The total purchase price for Volvo and the assets set forth in an agreement signed back in March was $1.8 billion, including a $200 million note and the balance in cash, with the cash portion subject to customary purchase price adjustments at closing. So far, Geely has issued the note and paid around $1.3 billion in cash to complete the sale.

Under the terms of the sale, Ford will continue to cooperate with Volvo in several areas in order to ensure a smooth transition, but will not retain any ownership in the Volvo business. Ford will also continue to supply Volvo with powertrains, stampings and other vehicle components for an undisclosed period of time, as well as provide engineering support and access to information technology.

As for Volvo’s intellectual property, co-developed with Ford, the sale agreement will allow Volvo to grant sublicenses to certain portions of this intellectual property to third parties, including Geely. The list most likely includes Volvo’s array of radar-based safety features, PowerShift dual clutch technology and forced-induction powertrain knowledge.

Also as part of the deal, current Volvo chief Stephen Odell will return to the Blue Oval, as will current Volvo CFO Stuart Rowley. Odell will now head Ford’s European division, while Rowley will act as CFO.

Where the Geely deal will leave Volvo's future lineup is uncertain. The Swedish automaker recently unveiled its 2010 XC60 crossover and a refreshed C70 Convertible, and has the all-new 2011 S60 sedan to come later this year.

Sources close to the Geely have previously revealed that under Chinese ownership Volvo would launch two or three bigger and more luxurious models within the next four years to try and boost global sales, eventually hoping to reach the one million vehicle mark within five years. Volvo currently sells around 400,000 vehicles per year worldwide. Quite ambitious certainly, but with access to the lucrative Chinese market Geely could build and sell up to 200,000 vehicles per year for sale in China alone.

According to a previous report, Geely also hopes to start production of Volvo cars in a new factory in the Guangdong Province of China. Sources at Volvo have told that a future relationship with China would leave Sweden as the center of product planning, marketing and some initial engineering. Geely's China-based engineers would execute mid-level engineering and manufacturing development at a savings of up to 30 percent from high-cost Sweden. Volvo would also produce a model in a Geely factory in China to expand the brand's global presence, but the goal would be to leverage Volvo's reputation and brand value, teamed with lower-cost Chinese engineering and manufacturing.
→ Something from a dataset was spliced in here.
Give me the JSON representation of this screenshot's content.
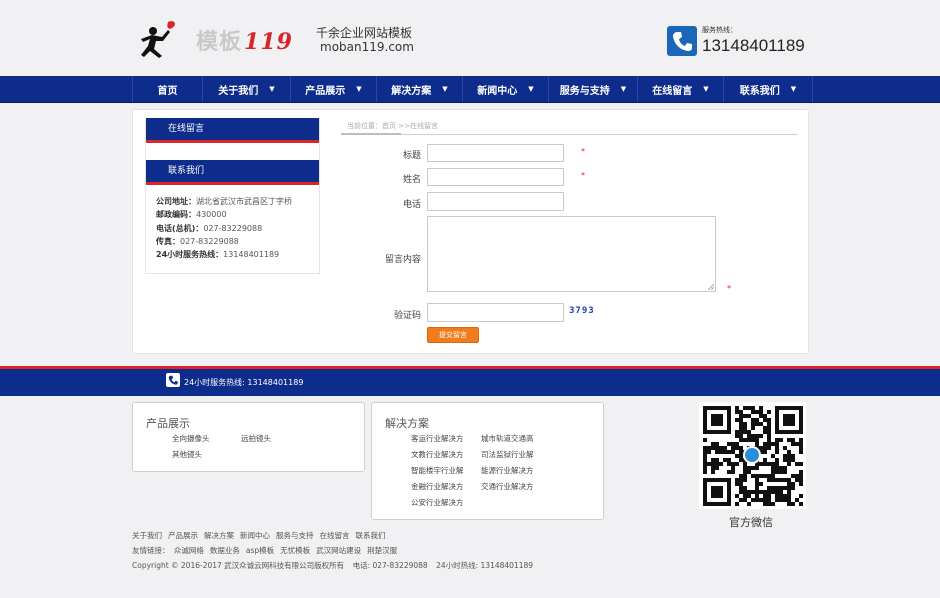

In a sad twist of fate for Ford, Volvo finally started to turn a profit after years of losses. In fact, the Swedish automaker had a pretax profit of $53 million in the second quarter, compared with a $237 million loss for the same period a year ago.